In each of the last few years, Medicare has made minor changes. In 2017, we can expect some major ones.
MEDICARE 2017: WHAT’S OLD, WHAT’S NEW
Premiums & Deductables
30% of Medicare recipients will pay higher premiums and deductibles. This group includes people who do not yet receive Social Security, those new to Medicare, low-income Medicare enrollees who also receive Medicaid, and people who pay high income premiums for Medicare. For these enrollees, Part B premiums and annual deductibles will go up about 10%. Part B primarily covers expenses for doctors, other outpatient care, and durable medical equipment. Part A premiums and deductibles, which cover care in hospitals, nursing homes, and some in-home care, will also show modest increases.
The other 70% of Medicare enrollees. Monthly Part B premiums are $104.90 a month, and will go up 4% to about $109. These premiums are deducted from enrollee monthly Social Security payments. Because 2017’s Cost of Living Adjustment (COLA) is very small, this group of Medicare enrollees will see that entire increase applied to the higher Part B premiums.
Part A of Medicare charges no premiums to anyone who has worked long enough to qualify for Social Security. However, it does have an annual deductible and daily coinsurance charges. Premiums and deductibles for Medicare Advantage and Part D prescription drug plans have already been set and will not be affected by any Part A or Part D changes.
Obamacare's Impact on Medicare
ObamaCare expands existing coverage for seniors, including: no-charge preventive care and wellness visits, better access to cancer screenings, personalized prevention plans, vaccines, flu shots, and more. Most important, ObamaCare is gradually closing the “donut hole” (the yearly Part D drug coverage reimbursement limit) that has caused some older people not to be able to afford some of their prescriptions. Unchanged, ObamaCare will completely close the “donut hole” by 2020.

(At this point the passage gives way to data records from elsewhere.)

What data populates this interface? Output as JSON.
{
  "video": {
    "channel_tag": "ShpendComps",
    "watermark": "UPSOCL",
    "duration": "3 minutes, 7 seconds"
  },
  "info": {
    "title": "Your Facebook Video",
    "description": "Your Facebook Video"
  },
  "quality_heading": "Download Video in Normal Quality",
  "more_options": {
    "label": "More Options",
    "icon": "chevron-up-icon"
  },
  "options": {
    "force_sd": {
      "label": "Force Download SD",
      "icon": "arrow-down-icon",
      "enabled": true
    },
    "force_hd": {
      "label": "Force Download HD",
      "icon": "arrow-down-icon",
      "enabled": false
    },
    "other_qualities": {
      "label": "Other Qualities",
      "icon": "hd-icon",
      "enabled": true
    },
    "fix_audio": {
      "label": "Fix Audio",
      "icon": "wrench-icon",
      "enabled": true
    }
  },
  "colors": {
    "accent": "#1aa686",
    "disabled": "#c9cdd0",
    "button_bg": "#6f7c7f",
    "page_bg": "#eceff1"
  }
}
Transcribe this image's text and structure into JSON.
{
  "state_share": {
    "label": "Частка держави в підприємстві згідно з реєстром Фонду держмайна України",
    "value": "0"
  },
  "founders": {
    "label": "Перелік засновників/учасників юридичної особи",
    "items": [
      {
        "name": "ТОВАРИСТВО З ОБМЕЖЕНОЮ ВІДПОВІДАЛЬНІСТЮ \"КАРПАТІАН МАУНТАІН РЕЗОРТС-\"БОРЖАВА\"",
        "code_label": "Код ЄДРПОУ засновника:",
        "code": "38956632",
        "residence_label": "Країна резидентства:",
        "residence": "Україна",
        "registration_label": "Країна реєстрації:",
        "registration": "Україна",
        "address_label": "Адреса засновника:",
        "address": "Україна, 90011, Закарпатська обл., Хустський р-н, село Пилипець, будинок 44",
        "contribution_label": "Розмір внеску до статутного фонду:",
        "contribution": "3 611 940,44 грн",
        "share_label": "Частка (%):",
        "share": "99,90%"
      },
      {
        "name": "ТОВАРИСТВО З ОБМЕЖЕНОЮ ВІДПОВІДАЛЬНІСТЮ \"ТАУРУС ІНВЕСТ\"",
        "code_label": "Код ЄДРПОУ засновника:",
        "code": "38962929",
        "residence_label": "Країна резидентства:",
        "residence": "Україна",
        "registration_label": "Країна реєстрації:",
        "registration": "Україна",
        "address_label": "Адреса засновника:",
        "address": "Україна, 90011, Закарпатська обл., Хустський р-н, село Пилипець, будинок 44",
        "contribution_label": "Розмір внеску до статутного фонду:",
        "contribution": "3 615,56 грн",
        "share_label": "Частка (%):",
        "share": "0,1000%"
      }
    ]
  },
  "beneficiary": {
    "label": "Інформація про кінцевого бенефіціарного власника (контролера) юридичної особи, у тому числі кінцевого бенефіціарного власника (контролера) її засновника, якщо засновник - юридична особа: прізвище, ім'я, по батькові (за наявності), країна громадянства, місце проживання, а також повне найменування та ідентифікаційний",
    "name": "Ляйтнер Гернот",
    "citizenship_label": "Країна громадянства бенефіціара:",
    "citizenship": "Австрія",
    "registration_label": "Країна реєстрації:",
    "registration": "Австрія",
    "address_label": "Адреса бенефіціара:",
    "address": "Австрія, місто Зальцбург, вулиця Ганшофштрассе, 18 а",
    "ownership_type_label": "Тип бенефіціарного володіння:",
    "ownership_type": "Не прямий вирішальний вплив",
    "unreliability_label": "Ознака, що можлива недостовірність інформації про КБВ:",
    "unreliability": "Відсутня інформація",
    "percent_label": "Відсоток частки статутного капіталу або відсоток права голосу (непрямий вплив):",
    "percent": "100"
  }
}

Both the Republican Congress and President-elect Trump have promised to repeal ObamaCare. Congress, however, has also promised not to disrupt health insurance coverage for the 20 million people that it currently covers. Changes are expected to be incremental, allowing a transition period of from two to four years. This Congress has also indicated interest in changing Medicare drastically, perhaps by turning it into a form of private insurance. Many lawmakers have talked about changing Medicare along with any ObamaCare reform. AARP will be keeping a close eye on these potential plans, as should all of us.